Thank you for a wonderful blog and all the help it provides parents and athletes on college volleyball. It is my premier source of information on the subject.
My daughter is a junior and after the Las Vegas tournament a few coaches (who seem genuinely willing to make offers) have invited her to visit. In mid January, after her first tournament this season, we received a written scholarship offer with an invitation to visit. I understand you like to make your offers in person. Is it the customary practice to invite for a visit and then make the offer, or to make the offer and then invite to visit? Since such visits are not cheap, I just want to know if the method is an indicator of the level of commitment.
Also, in talking with one of the coaches it looked like my plan of taking my daughter for visits during her spring break (which is a bit late this year) was too late for his schedule. I immediately went to the recruiting encyclopedia (your blog), and learned that by May most D1 scholarships have been committed. That means that our last big tournament, the Big South, is on the late side for juniors to be recruited. Any information on the typical D1 spring recruiting time line is appreciated. V.J.
Thanks for the compliments on the site - Provide me a bit more information about your daughter, so I can give you some specific feedback per your situation; position, height, jump, club, etc.
Thanks for the quick reply. 'A' is a 6’2” MB and plays for an elite level club team, 17's. She is only in her second year of playing volleyball, but is very talented and a natural jumper. Her standing jump is 9’ 11” and her approach is 10’ 2”. She also was selected to play on one of the various Youth National Teams and played in an international tournament. V.J.
After getting your daughter's information, I would encourage you to be the one who dictates the timing of the visits. You may have that program or two which says your timing does not work for them, but this is their loss. Take it as a gift that you are able to dictate the timing because not every VolleyFamily can. Because of your daughter's physical skills, her obvious upside potential and her envious Volleyball resume attained in such a short span of time, you can establish the tempo of the recruiting, not be subject to it.
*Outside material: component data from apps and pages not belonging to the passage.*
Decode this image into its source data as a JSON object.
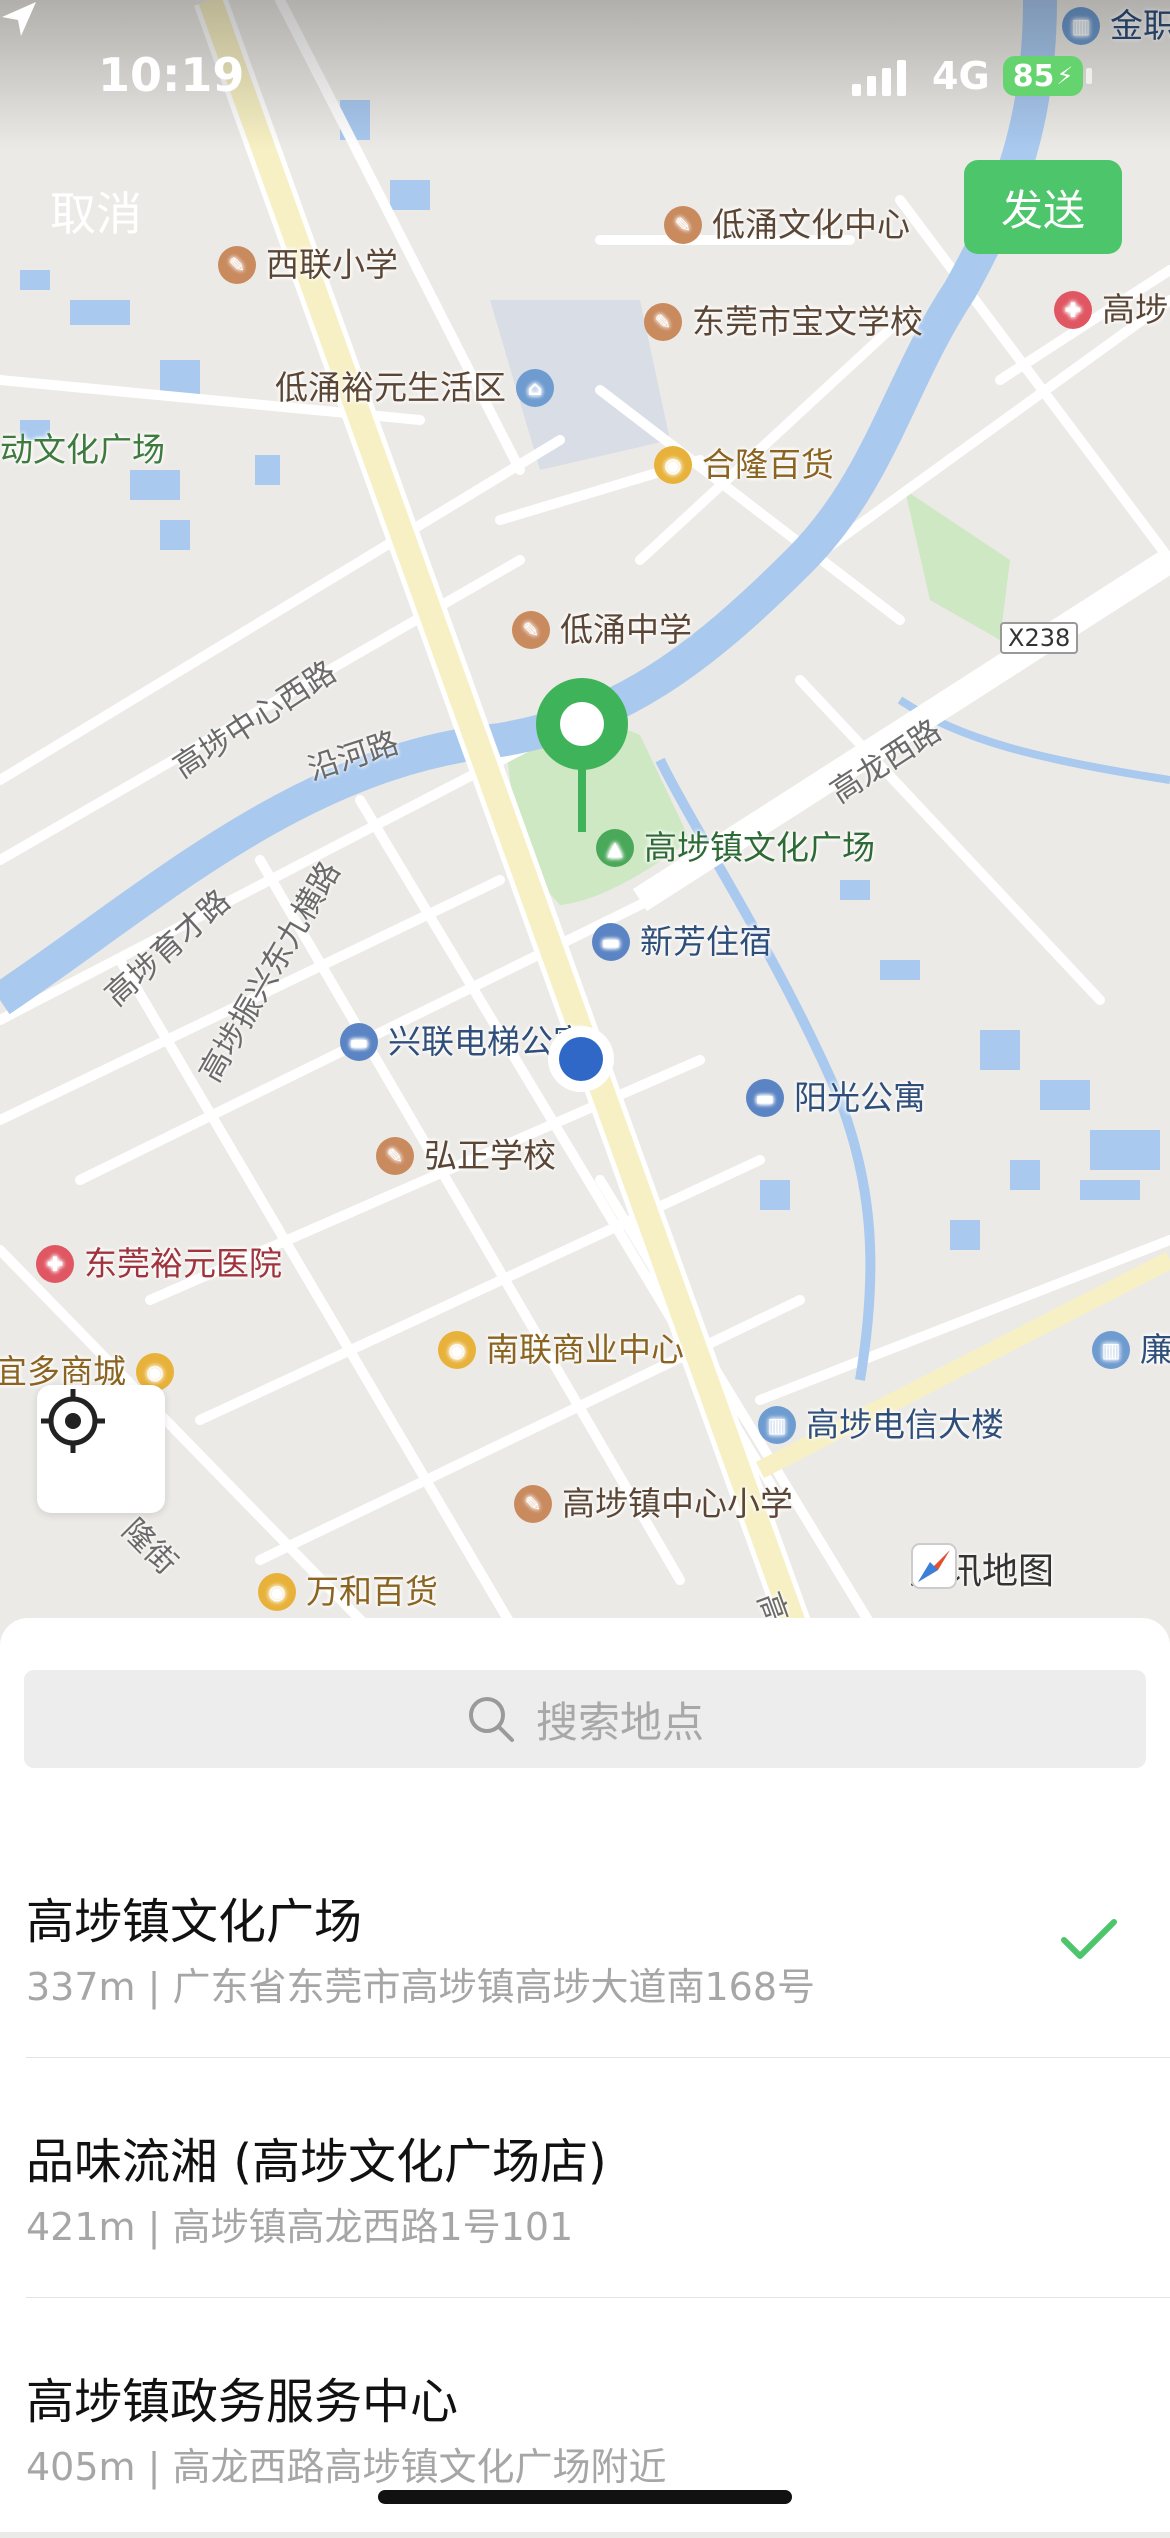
{
  "status": {
    "time": "10:19",
    "network": "4G",
    "battery": "85"
  },
  "header": {
    "cancel_label": "取消",
    "send_label": "发送"
  },
  "map": {
    "pois": [
      {
        "id": "dichong_culture",
        "label": "低涌文化中心",
        "kind": "edu"
      },
      {
        "id": "xilian_school",
        "label": "西联小学",
        "kind": "edu"
      },
      {
        "id": "baowen_school",
        "label": "东莞市宝文学校",
        "kind": "edu"
      },
      {
        "id": "gaobu_hosp",
        "label": "高埗",
        "kind": "hosp"
      },
      {
        "id": "yuyuan",
        "label": "低涌裕元生活区",
        "kind": "home"
      },
      {
        "id": "culture_left",
        "label": "动文化广场",
        "kind": "none"
      },
      {
        "id": "helong",
        "label": "合隆百货",
        "kind": "shop"
      },
      {
        "id": "dichong_middle",
        "label": "低涌中学",
        "kind": "edu"
      },
      {
        "id": "plaza",
        "label": "高埗镇文化广场",
        "kind": "park"
      },
      {
        "id": "xinfang",
        "label": "新芳住宿",
        "kind": "hotel"
      },
      {
        "id": "xinglian",
        "label": "兴联电梯公寓",
        "kind": "hotel"
      },
      {
        "id": "yangguang",
        "label": "阳光公寓",
        "kind": "hotel"
      },
      {
        "id": "hongzheng",
        "label": "弘正学校",
        "kind": "edu"
      },
      {
        "id": "yuyuan_hosp",
        "label": "东莞裕元医院",
        "kind": "hosp"
      },
      {
        "id": "duoshang",
        "label": "宜多商城",
        "kind": "shop"
      },
      {
        "id": "nanlian",
        "label": "南联商业中心",
        "kind": "shop"
      },
      {
        "id": "telecom",
        "label": "高埗电信大楼",
        "kind": "bldg"
      },
      {
        "id": "lian",
        "label": "廉",
        "kind": "bldg"
      },
      {
        "id": "center_school",
        "label": "高埗镇中心小学",
        "kind": "edu"
      },
      {
        "id": "wanhe",
        "label": "万和百货",
        "kind": "shop"
      },
      {
        "id": "jinzhi",
        "label": "金职",
        "kind": "bldg"
      }
    ],
    "roads": {
      "zhongxin_west": "高埗中心西路",
      "yanhe": "沿河路",
      "gaolong_west": "高龙西路",
      "yucai": "高埗育才路",
      "zhenxing": "高埗振兴东九横路",
      "long_street": "隆街",
      "gaobu_bottom": "高埗",
      "x238": "X238"
    },
    "attribution": "腾讯地图"
  },
  "search": {
    "placeholder": "搜索地点"
  },
  "results": [
    {
      "name": "高埗镇文化广场",
      "address": "337m | 广东省东莞市高埗镇高埗大道南168号",
      "selected": true
    },
    {
      "name": "品味流湘 (高埗文化广场店)",
      "address": "421m | 高埗镇高龙西路1号101",
      "selected": false
    },
    {
      "name": "高埗镇政务服务中心",
      "address": "405m | 高龙西路高埗镇文化广场附近",
      "selected": false
    }
  ],
  "colors": {
    "accent": "#4cc56b",
    "river": "#a9c9ef",
    "main_road": "#f7f0c4",
    "park": "#cde8c2",
    "user_dot": "#2f68c7"
  }
}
It makes perfect sense for you to wait until Spring Break to go see college campuses. Per the information you provided to me, along with her grad year, she will have many options for her future. I would not be pulled into a college coach trying to pressure you into an early visit/commit.
While many VolleyFolks may disagree with me, there is little statistical difference in the top programs. Penn State holds a distinction right now with their historic run of NCAA Championships, but a few years ago USC was winning a couple in a row, then it was Washington right there and Nebraska. Even when you step outside of those handful of programs which have won recent NCAA Championships, the top teams are all on the same plane (geometrically speaking, not Boeing 747)
The top programs are either large public or private schools, each reflect outstanding academic rankings, enjoy superior funding and facilities, are members of nationally recognized conferences and tend to have a long history of Volleyball success. If one school tells you that your timing does not work for them, then you will have another school with comparable attributes who says your timing is perfect for them. I know I am glossing over some details, especially geography or unique academic majors, but don't be rushed because one elite school is pressing; there are a number of elite schools.
Yes, a number of scholarships will be committed by June 1, but a number of scholarships will still be available. All of us fall victim to the pressure of early commitments, even college coaches. I will catch myself thinking that all the good kids are committing and I need to start pushing for visits and commitments, even though I may not be completely comfortable in my evaluation information. It is even worse for VolleyFamilies, because of the past and future financial implications.
As for extending scholarship offers, each coach does it their own way. Some may well provide an offer just to let you know how series they are about your daughter and to ensure you that a visit is not a token visit. Others may want to wait to provide a scholarship offer after having your daughter on campus in a effort to get to know her personality a bit better. I doubt college coaches would be inviting your daughter to visit unless they anticipated providing a scholarship offer just because this time of year is busy and we don't have time to play tour guide.
I do like to offer my scholarships in person, but I will also let the parents know that I intend to extend a scholarship offer, just as a means of reassurance as they are purchasing expensive airline tickets.
I understand your concerns with the costs of such visits to schools which may not offer a scholarship. I suggest you just ask where your daughter is in their recruiting rankings. If she is not top 2 or 3, then I would pass on going to see a school.